I had a church member sitting in my office. He was wealthy, a leading entrepreneur in our city. Our worlds were vastly different in every way, including age and politics. I took a call while we were meeting. It was a devastating call and affected me deeply, but when I got off the phone and tried to return to our meeting, he said to me, “David, we can do that later. You look like you could use a drink. Let me take you for a drink,” and that is what we did in the middle of the afternoon, and for a little while, from worlds apart, we sat together, and though I was his pastor he became my pastor. You have to allow that God is working everywhere, and as in the wilderness wanderings, can bring water even from a rock.
Secondly, persevere until at last there is a break through to honesty and acceptance. At first there seemed to be no hope in the conversation that transpired between Jesus and the Samaritan woman. Everything Jesus said, she took another way. They had different world views, the suspicions of centuries, but then, because they stayed there together, in a sense endured, the moment of truth came.
She said, she did not have a husband. Jesus said, “You are right. You have had five husbands and the man you are living with now is not your husband.” Wow, but what is important to know is that there was no judgment in Jesus’ words. He wasn’t condemning her. He wasn’t accusing her. He was offering her an invitation to honesty. For the first time her life was laid bare, but rather than rejection, she found acceptance, her yearning fulfilled, the Living Water received.
Jesus always sits beside us in that way. One of the meditative practices I have used is to image myself sitting on a stone bench by the water’s edge and I see Jesus coming toward me and he takes a place beside me and we sit there together and though not a word is spoken I begin to feel his full acceptance and as we linger, there by the water’s edge, my thirst is quenched, not from the lake, but the Christ who in His full acceptance gives me the Living Water.
Sometimes as we are truly present to one another and all the barriers of age and gender and religion and race and national boundaries recede, this is what we give one another.

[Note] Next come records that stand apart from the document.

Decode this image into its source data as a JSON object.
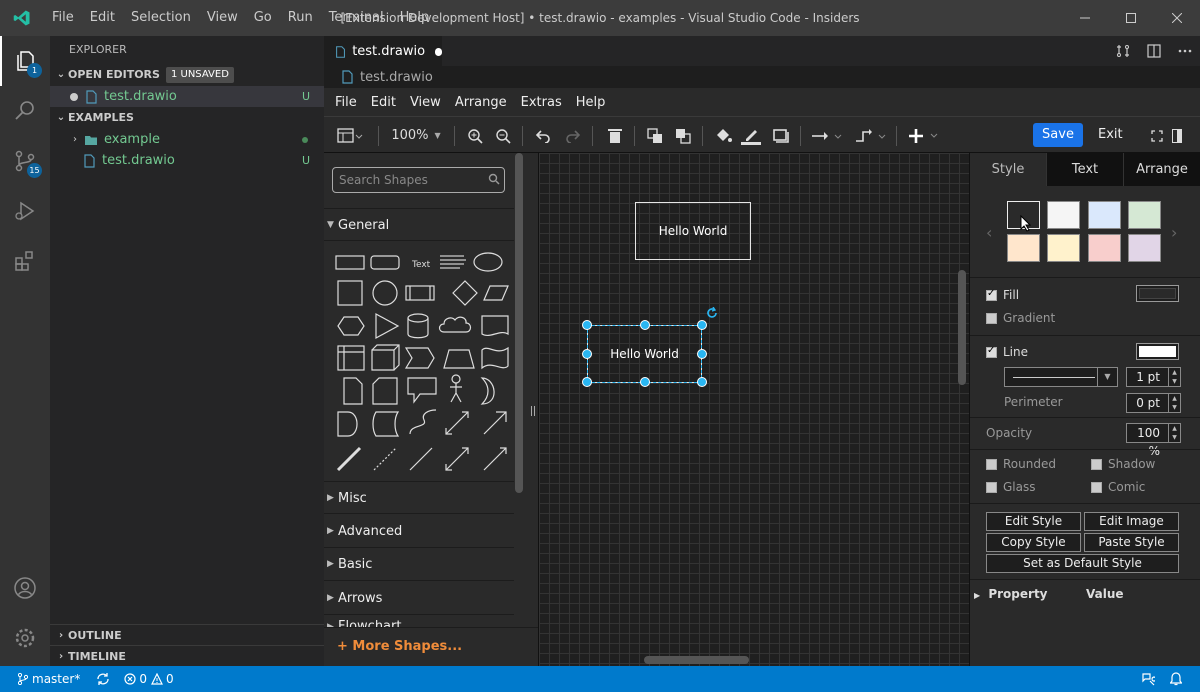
{
  "titlebar": {
    "menu": [
      "File",
      "Edit",
      "Selection",
      "View",
      "Go",
      "Run",
      "Terminal",
      "Help"
    ],
    "title": "[Extension Development Host] • test.drawio - examples - Visual Studio Code - Insiders"
  },
  "activity": {
    "explorer_badge": "1",
    "scm_badge": "15"
  },
  "sidebar": {
    "header": "EXPLORER",
    "open_editors": "OPEN EDITORS",
    "unsaved_badge": "1 UNSAVED",
    "open_file": "test.drawio",
    "open_file_status": "U",
    "examples": "EXAMPLES",
    "folder": "example",
    "file": "test.drawio",
    "file_status": "U",
    "outline": "OUTLINE",
    "timeline": "TIMELINE"
  },
  "editor": {
    "tab_label": "test.drawio",
    "breadcrumb": "test.drawio"
  },
  "drawio": {
    "menu": [
      "File",
      "Edit",
      "View",
      "Arrange",
      "Extras",
      "Help"
    ],
    "zoom": "100%",
    "save": "Save",
    "exit": "Exit",
    "search_placeholder": "Search Shapes",
    "general": "General",
    "text_shape": "Text",
    "categories": [
      "Misc",
      "Advanced",
      "Basic",
      "Arrows",
      "Flowchart"
    ],
    "more_shapes": "+ More Shapes...",
    "node1": "Hello World",
    "node2": "Hello World",
    "format_tabs": [
      "Style",
      "Text",
      "Arrange"
    ],
    "fill": "Fill",
    "gradient": "Gradient",
    "line": "Line",
    "line_width": "1 pt",
    "perimeter": "Perimeter",
    "perimeter_value": "0 pt",
    "opacity": "Opacity",
    "opacity_value": "100 %",
    "rounded": "Rounded",
    "shadow": "Shadow",
    "glass": "Glass",
    "comic": "Comic",
    "edit_style": "Edit Style",
    "edit_image": "Edit Image",
    "copy_style": "Copy Style",
    "paste_style": "Paste Style",
    "set_default": "Set as Default Style",
    "property": "Property",
    "value": "Value",
    "swatches": [
      "#2a2a2a",
      "#f5f5f5",
      "#dae8fc",
      "#d5e8d4",
      "#ffe6cc",
      "#fff2cc",
      "#f8cecc",
      "#e1d5e7"
    ]
  },
  "status": {
    "branch": "master*",
    "errors": "0",
    "warnings": "0"
  }
}
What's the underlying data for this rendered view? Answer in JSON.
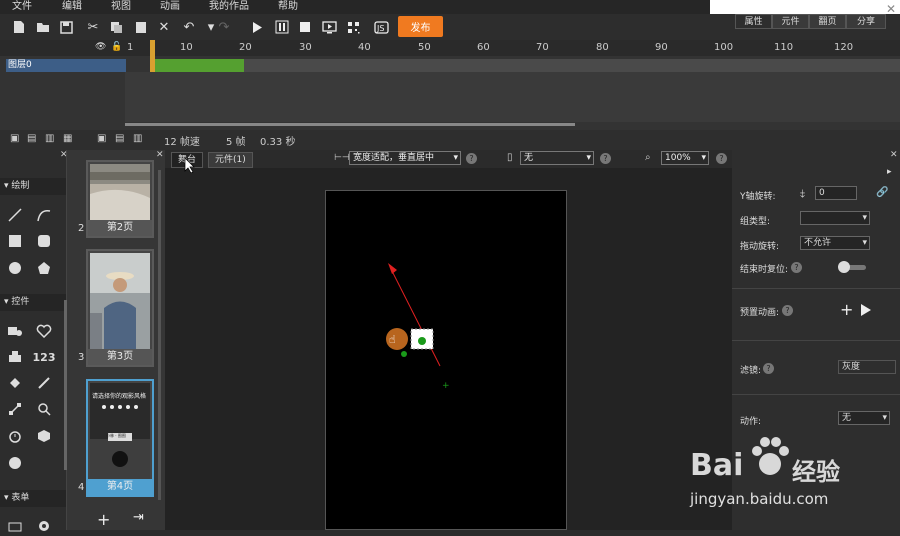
{
  "menu": [
    "文件",
    "编辑",
    "视图",
    "动画",
    "我的作品",
    "帮助"
  ],
  "notification": {
    "close": "✕"
  },
  "toolbar": {
    "publish": "发布"
  },
  "timeline": {
    "ruler": [
      "1",
      "10",
      "20",
      "30",
      "40",
      "50",
      "60",
      "70",
      "80",
      "90",
      "100",
      "110",
      "120"
    ],
    "layer_name": "图层0"
  },
  "timeline_status": {
    "fps": "12 帧速",
    "frames": "5 帧",
    "seconds": "0.33 秒"
  },
  "left_sections": {
    "draw": "绘制",
    "controls": "控件",
    "forms": "表单"
  },
  "pages": [
    {
      "num": "2",
      "label": "第2页"
    },
    {
      "num": "3",
      "label": "第3页"
    },
    {
      "num": "4",
      "label": "第4页"
    }
  ],
  "thumb4_text": "请选择你的观影风格",
  "thumb4_text2": "小林 · 图图",
  "stage_tabs": [
    "舞台",
    "元件(1)"
  ],
  "fit_mode": "宽度适配，垂直居中",
  "device": "无",
  "zoom": "100%",
  "right": {
    "tabs": [
      "属性",
      "元件",
      "翻页",
      "分享"
    ],
    "y_rotate_label": "Y轴旋转:",
    "y_rotate_value": "0",
    "group_type_label": "组类型:",
    "drag_rotate_label": "拖动旋转:",
    "drag_rotate_value": "不允许",
    "reset_label": "结束时复位:",
    "preset_label": "预置动画:",
    "filter_label": "滤镜:",
    "filter_value": "灰度",
    "action_label": "动作:",
    "action_value": "无"
  },
  "watermark": {
    "brand": "Bai",
    "brand2": "经验",
    "url": "jingyan.baidu.com"
  },
  "colors": {
    "accent": "#f07a20",
    "layer": "#3d5e87",
    "frames": "#55a030"
  }
}
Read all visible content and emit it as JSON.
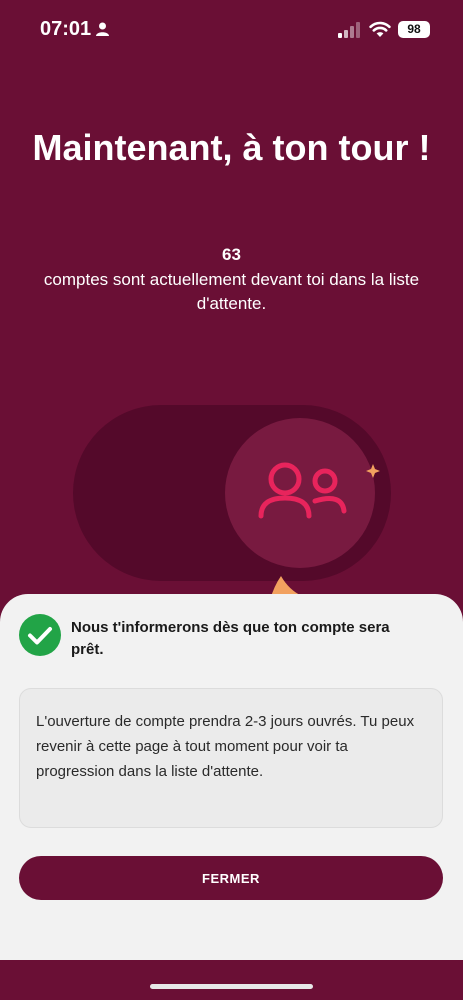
{
  "status_bar": {
    "time": "07:01",
    "battery": "98",
    "icons": [
      "person-icon",
      "signal-icon",
      "wifi-icon"
    ]
  },
  "headline": "Maintenant, à ton tour !",
  "queue": {
    "count": "63",
    "description": "comptes sont actuellement devant toi dans la liste d'attente."
  },
  "illustration": {
    "icon": "users-icon",
    "accent_color": "#e8245c"
  },
  "sheet": {
    "notice": "Nous t'informerons dès que ton compte sera prêt.",
    "info": "L'ouverture de compte prendra 2-3 jours ouvrés. Tu peux revenir à cette page à tout moment pour voir ta progression dans la liste d'attente.",
    "close_label": "FERMER"
  },
  "colors": {
    "brand": "#6a0f35",
    "success": "#22a447",
    "sheet_bg": "#f2f2f2"
  }
}
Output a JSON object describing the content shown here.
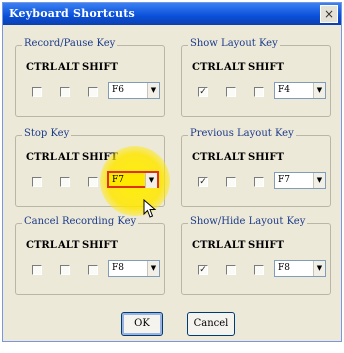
{
  "window": {
    "title": "Keyboard Shortcuts",
    "close_glyph": "×"
  },
  "modifiers": [
    "CTRL",
    "ALT",
    "SHIFT"
  ],
  "groups": [
    {
      "title": "Record/Pause Key",
      "ctrl": false,
      "alt": false,
      "shift": false,
      "key": "F6"
    },
    {
      "title": "Stop Key",
      "ctrl": false,
      "alt": false,
      "shift": false,
      "key": "F7"
    },
    {
      "title": "Cancel Recording Key",
      "ctrl": false,
      "alt": false,
      "shift": false,
      "key": "F8"
    },
    {
      "title": "Show Layout Key",
      "ctrl": true,
      "alt": false,
      "shift": false,
      "key": "F4"
    },
    {
      "title": "Previous Layout Key",
      "ctrl": true,
      "alt": false,
      "shift": false,
      "key": "F7"
    },
    {
      "title": "Show/Hide Layout Key",
      "ctrl": true,
      "alt": false,
      "shift": false,
      "key": "F8"
    }
  ],
  "buttons": {
    "ok": "OK",
    "cancel": "Cancel"
  },
  "check_glyph": "✓",
  "dropdown_arrow": "▼",
  "highlight_color": "#ffe800"
}
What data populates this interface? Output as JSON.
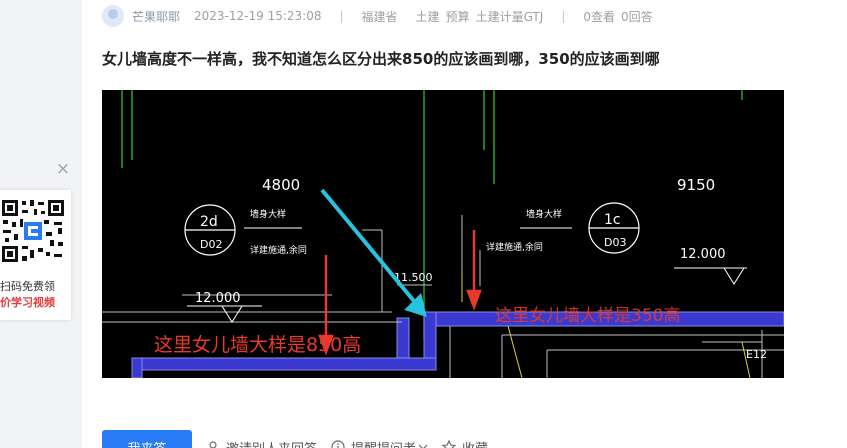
{
  "ad": {
    "close_glyph": "×",
    "line1": "扫码免费领",
    "line2": "价学习视频"
  },
  "post": {
    "user": "芒果耶耶",
    "time": "2023-12-19 15:23:08",
    "separator": "|",
    "region": "福建省",
    "tags": [
      "土建",
      "预算",
      "土建计量GTJ"
    ],
    "views": "0查看",
    "answers": "0回答",
    "title": "女儿墙高度不一样高，我不知道怎么区分出来850的应该画到哪，350的应该画到哪"
  },
  "drawing": {
    "dim_left": "4800",
    "dim_right": "9150",
    "axis_left_top": "2d",
    "axis_left_bottom": "D02",
    "axis_right_top": "1c",
    "axis_right_bottom": "D03",
    "detail_title": "墙身大样",
    "detail_note": "详建施通,余同",
    "elev_left": "12.000",
    "elev_right": "12.000",
    "elev_mid": "11.500",
    "note_850": "这里女儿墙大样是850高",
    "note_350": "这里女儿墙大样是350高",
    "axis_code": "E12"
  },
  "actions": {
    "answer_label": "我来答",
    "invite_label": "邀请别人来回答",
    "remind_label": "提醒提问者"
  },
  "more_label": "收藏",
  "colors": {
    "accent": "#2a7cf6",
    "wall": "#3a3ad0",
    "annotation": "#e8392a",
    "arrow": "#27c4e0"
  }
}
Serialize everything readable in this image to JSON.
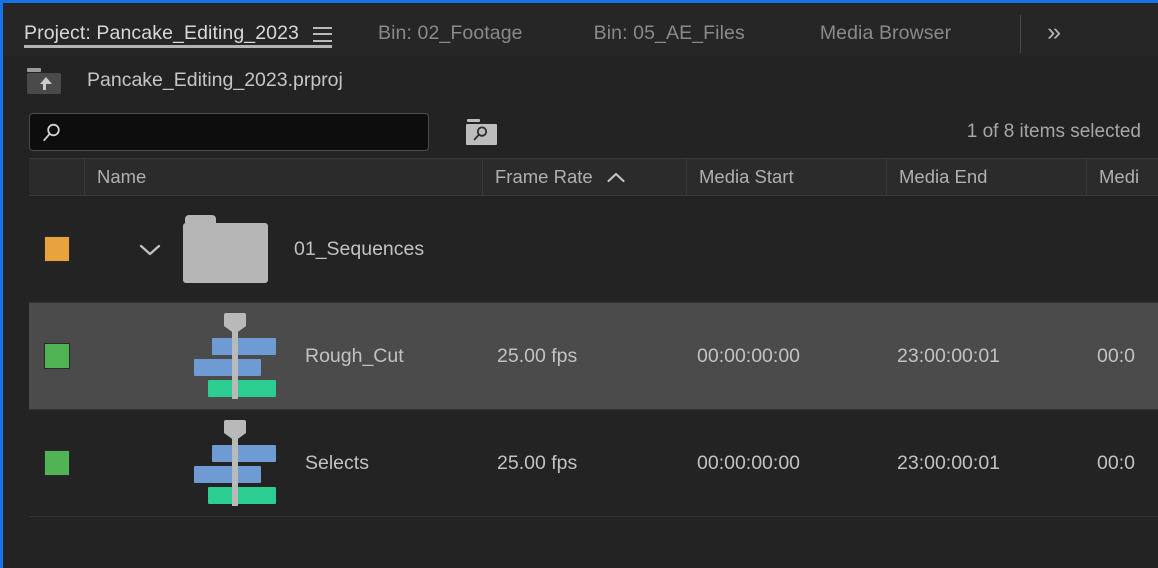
{
  "colors": {
    "focus_border": "#1473e6",
    "panel_bg": "#232323",
    "tabbar_bg": "#262626",
    "row_selected_bg": "#4b4b4b",
    "label_orange": "#e8a33d",
    "label_green": "#50b455",
    "sequence_video_clip": "#6e9bd4",
    "sequence_audio_clip": "#2bce90",
    "folder_gray": "#b6b6b6"
  },
  "tabs": [
    {
      "label": "Project: Pancake_Editing_2023",
      "active": true,
      "has_menu": true
    },
    {
      "label": "Bin: 02_Footage",
      "active": false,
      "has_menu": false
    },
    {
      "label": "Bin: 05_AE_Files",
      "active": false,
      "has_menu": false
    },
    {
      "label": "Media Browser",
      "active": false,
      "has_menu": false
    }
  ],
  "tabbar": {
    "panel_menu_icon": "hamburger-icon",
    "overflow_label": "»",
    "overflow_icon": "double-chevron-right-icon"
  },
  "path_row": {
    "parent_folder_icon": "parent-folder-up-icon",
    "label": "Pancake_Editing_2023.prproj"
  },
  "search": {
    "value": "",
    "placeholder": "",
    "icon": "magnifier-icon",
    "find_button_icon": "find-in-bin-icon"
  },
  "status": {
    "selection": "1 of 8 items selected"
  },
  "table": {
    "columns": [
      {
        "key": "spacer",
        "label": "",
        "sorted": false
      },
      {
        "key": "name",
        "label": "Name",
        "sorted": false
      },
      {
        "key": "fps",
        "label": "Frame Rate",
        "sorted": true,
        "sort_dir": "asc",
        "sort_icon": "chevron-up-icon"
      },
      {
        "key": "mstart",
        "label": "Media Start",
        "sorted": false
      },
      {
        "key": "mend",
        "label": "Media End",
        "sorted": false
      },
      {
        "key": "mdur",
        "label": "Medi",
        "sorted": false
      }
    ],
    "rows": [
      {
        "type": "folder",
        "label_color": "#e8a33d",
        "expanded": true,
        "disclosure_icon": "chevron-down-icon",
        "item_icon": "folder-icon",
        "name": "01_Sequences",
        "fps": "",
        "media_start": "",
        "media_end": "",
        "media_duration": "",
        "selected": false
      },
      {
        "type": "sequence",
        "label_color": "#50b455",
        "item_icon": "sequence-icon",
        "name": "Rough_Cut",
        "fps": "25.00 fps",
        "media_start": "00:00:00:00",
        "media_end": "23:00:00:01",
        "media_duration": "00:0",
        "selected": true
      },
      {
        "type": "sequence",
        "label_color": "#50b455",
        "item_icon": "sequence-icon",
        "name": "Selects",
        "fps": "25.00 fps",
        "media_start": "00:00:00:00",
        "media_end": "23:00:00:01",
        "media_duration": "00:0",
        "selected": false
      }
    ]
  }
}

God works through us to offer the same Living Water that alone can quench the yearnings of a thirsty soul.
I emailed a friend of mine and asked him what he took from the story of Jesus and the Samaritan woman at the well. He wrote back and said, Dusty Springfield’s, “The Look of Love.”
The look of love
Is in your eyes
The look your heart can’t disguise
The look of love
Is saying so much more
Than just words could ever say
And what my heart has heard
Well, it takes my breath away.
We all yearn for that love and what Jesus tells us in this story if we just let go, and let the barriers fall and remain persistent when we seem as nations or individuals to talk passed one another, the breakthrough will occur and we will drink of the Living Water.
In one last desperate attempt to resist, and we all resist because always the Gospel just seems to good to be true, the woman says to Jesus but we are of different religions. Jesus says, the time is coming and is already here when it won’t matter, all the differences that keep us apart, because we will all worship in spirit and in truth. That spirit is the look of love we see in Jesus that knows no boundaries and once we have experienced it, we know what we have found, and we sing the refrain from the Look of Love, not as a plea but as a confession of faith and trust:
Don’t ever go
Don’t ever go
Don’t ever g0.
It happened at Jacob’s well in Samaria, it draws us to a fountain on Michigan Ave: by the still or running water, the yearning and the promise, “Drink and you will thirst no more.”